» **Supplied records**:
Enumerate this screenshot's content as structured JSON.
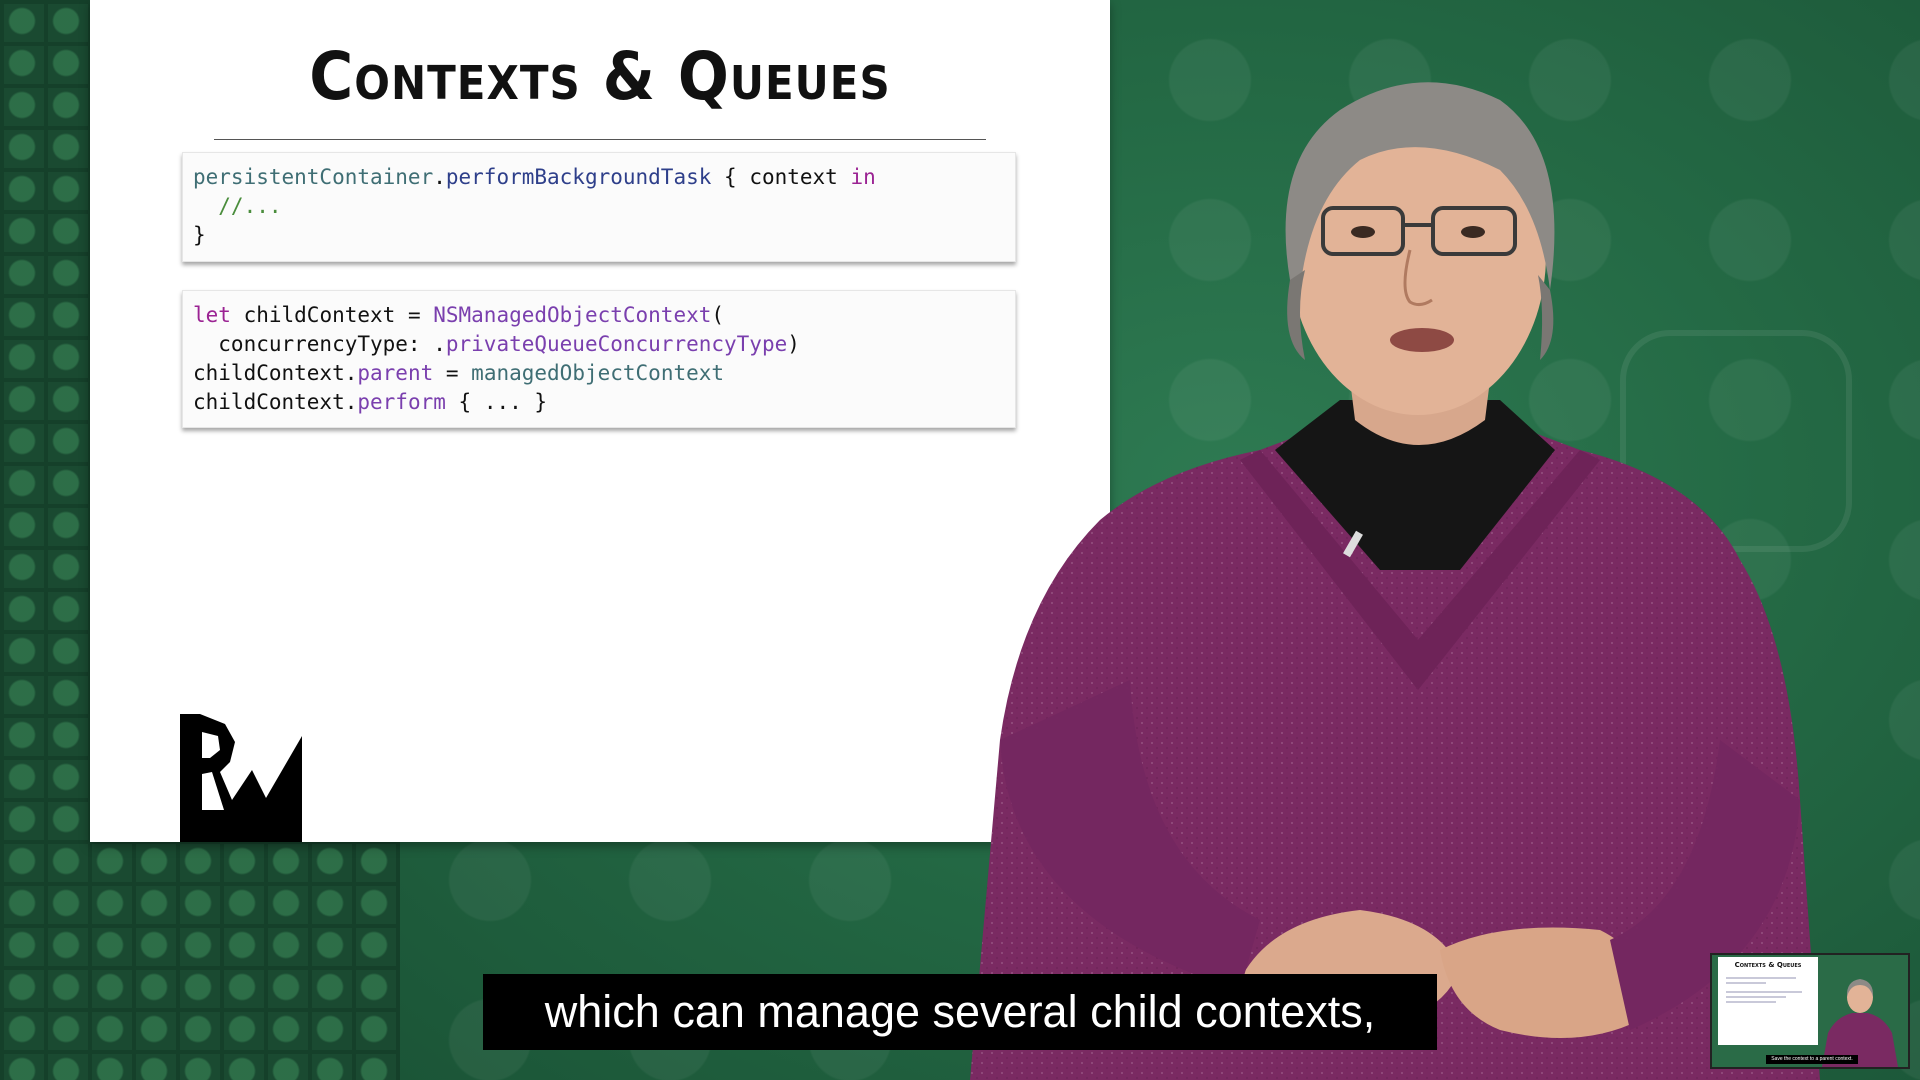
{
  "slide": {
    "title": "Contexts & Queues",
    "code_block_1": [
      [
        [
          "persistentContainer",
          "prop"
        ],
        [
          ".",
          "plain"
        ],
        [
          "performBackgroundTask",
          "fn"
        ],
        [
          " { context ",
          "plain"
        ],
        [
          "in",
          "kw"
        ]
      ],
      [
        [
          "  //...",
          "comment"
        ]
      ],
      [
        [
          "}",
          "plain"
        ]
      ]
    ],
    "code_block_2": [
      [
        [
          "let",
          "kw"
        ],
        [
          " childContext = ",
          "plain"
        ],
        [
          "NSManagedObjectContext",
          "cls"
        ],
        [
          "(",
          "plain"
        ]
      ],
      [
        [
          "  concurrencyType: .",
          "plain"
        ],
        [
          "privateQueueConcurrencyType",
          "cls"
        ],
        [
          ")",
          "plain"
        ]
      ],
      [
        [
          "childContext.",
          "plain"
        ],
        [
          "parent",
          "cls"
        ],
        [
          " = ",
          "plain"
        ],
        [
          "managedObjectContext",
          "prop"
        ]
      ],
      [
        [
          "childContext.",
          "plain"
        ],
        [
          "perform",
          "cls"
        ],
        [
          " { ... }",
          "plain"
        ]
      ]
    ]
  },
  "caption": {
    "text": "which can manage several child contexts,"
  },
  "mini_player": {
    "slide_title": "Contexts & Queues",
    "caption": "Save the context to a parent context."
  },
  "icons": {
    "logo": "raywenderlich-logo",
    "background_watermark": "swift-logo-icon"
  },
  "colors": {
    "background_green": "#246a45",
    "slide_background": "#ffffff",
    "keyword": "#9b2393",
    "class": "#7a3fae",
    "property": "#3f6e74",
    "function": "#2e3f8a",
    "comment": "#4a8d3c"
  }
}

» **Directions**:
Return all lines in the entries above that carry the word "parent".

» **Result of the exercise**:
          "parent",
    "caption": "Save the context to a parent context."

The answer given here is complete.